However, the government also recognises that parental vigilance on its own is not enough and that laws need to be changed to respond to this evolving menace. The protecting minors online bill that is before us today is a clear demonstration that this parliament has nil tolerance of that type of predation. Australian children must be safe to grow, explore and develop. The government has a duty to ensure that, with ever-evolving technology and expanding possibilities of communication, Commonwealth laws deter would-be offenders and provide a sound basis for prosecution. The iCyberSafe.com website is there to help protect kids and cites some of the facts about internet predators. At any one time in the online environment there could be up to 750,000 online child sexual predators. These predators are online around the clock looking for targets. Surveys show that one in five of our kids will receive sexual advances while online, but less than 25 per cent of them will inform a parent or an adult. Seventy-five per cent of children are willing to share personal information with a stranger on the internet—exactly what the predators are looking for. Sixty-four per cent of the teens surveyed admitted that they did things online that they would not want their parents to know about. Approximately 19 per cent of teens say they have considered meeting someone offline that they have only known online. Approximately nine per cent of teens state that they have actually met an offline stranger who they previously only knew through an online contact. Teens spend an average of six hours a day using media, which is more than any other activity.

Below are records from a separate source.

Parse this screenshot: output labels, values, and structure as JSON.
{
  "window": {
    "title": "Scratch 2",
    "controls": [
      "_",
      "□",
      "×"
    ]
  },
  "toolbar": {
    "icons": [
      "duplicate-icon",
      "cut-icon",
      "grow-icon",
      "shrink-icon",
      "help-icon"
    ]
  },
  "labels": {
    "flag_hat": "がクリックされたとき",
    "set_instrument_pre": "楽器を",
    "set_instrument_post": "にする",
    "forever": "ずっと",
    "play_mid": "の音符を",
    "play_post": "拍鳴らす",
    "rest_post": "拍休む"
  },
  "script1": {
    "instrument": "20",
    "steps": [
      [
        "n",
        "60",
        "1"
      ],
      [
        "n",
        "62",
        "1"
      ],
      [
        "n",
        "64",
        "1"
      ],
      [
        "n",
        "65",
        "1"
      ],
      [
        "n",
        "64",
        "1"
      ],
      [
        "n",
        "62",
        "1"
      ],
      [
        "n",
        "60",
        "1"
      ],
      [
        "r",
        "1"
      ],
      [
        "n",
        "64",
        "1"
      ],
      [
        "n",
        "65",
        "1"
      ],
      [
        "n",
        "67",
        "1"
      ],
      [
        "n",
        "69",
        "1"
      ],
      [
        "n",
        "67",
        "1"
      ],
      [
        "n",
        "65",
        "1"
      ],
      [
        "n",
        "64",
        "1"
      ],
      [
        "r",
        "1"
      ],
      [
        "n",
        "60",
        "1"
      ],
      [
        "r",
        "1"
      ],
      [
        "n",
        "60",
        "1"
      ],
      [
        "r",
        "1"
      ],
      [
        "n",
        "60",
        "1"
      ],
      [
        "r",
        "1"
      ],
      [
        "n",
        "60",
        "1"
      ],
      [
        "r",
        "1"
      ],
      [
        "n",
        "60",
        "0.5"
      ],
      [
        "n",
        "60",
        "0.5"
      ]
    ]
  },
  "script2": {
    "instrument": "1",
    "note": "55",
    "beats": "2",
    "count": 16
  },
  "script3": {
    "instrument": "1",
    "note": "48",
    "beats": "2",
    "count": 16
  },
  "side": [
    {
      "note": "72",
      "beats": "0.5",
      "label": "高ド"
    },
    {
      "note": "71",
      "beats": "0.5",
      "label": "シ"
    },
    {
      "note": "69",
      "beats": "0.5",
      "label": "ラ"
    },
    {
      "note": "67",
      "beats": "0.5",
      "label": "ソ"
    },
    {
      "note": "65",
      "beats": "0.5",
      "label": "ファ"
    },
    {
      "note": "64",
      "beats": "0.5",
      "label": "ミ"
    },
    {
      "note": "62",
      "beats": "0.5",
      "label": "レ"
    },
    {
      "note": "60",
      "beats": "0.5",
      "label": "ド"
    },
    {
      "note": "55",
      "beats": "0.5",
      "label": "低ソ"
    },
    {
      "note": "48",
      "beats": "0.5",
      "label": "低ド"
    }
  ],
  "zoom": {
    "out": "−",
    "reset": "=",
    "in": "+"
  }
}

Following Carly's death, her mother founded the Carly Ryan Foundation, devoted to promoting internet safety and supporting victims. The passage of this legislation is a testament to Sonya Ryan's relentless efforts to protect children from online predators. She has taken her unimaginable grief head on, risen above her suffering and turned the greatest tragedy possible—the murder of her child—into a relentless crusade. Sonya has dedicated her life to driving the cause of cyber safety through the Carly Ryan Foundation. Her selfless and tireless push for internet safety earned her the honour of being named South Australia's Australian of the Year in 2013.
Now we have before us this legislation which will further strengthen our weaponry against those who wish to prey upon our children and do them harm. The new law will criminalise acts that plan to cause harm to, procure or engage in sexual activity with a person under the age of 16. The new law allows for the law enforcement agencies to act pre-emptively, most importantly, before the offence is committed. An offence will have been committed if someone uses a carriage service—that is, the internet—to prepare or plan to cause harm, procure or engage in sexual activity with a person under the age of 16. The legislation also implements provisions to protect children from all forms of physical or mental violence, injury or abuse, neglect, negligent treatment, maltreatment or exploitation, including sexual abuse. The bill promotes the rights of children to be protected from physical or mental violence, sexual exploitation and abuse. It deserves the full support of this parliament. The legislation is presented in Carly's memory and in recognition of the bravery of her mother, Sonya, to try and ensure that this tragedy will never happen again. I am proud to stand in this chamber and support the bill.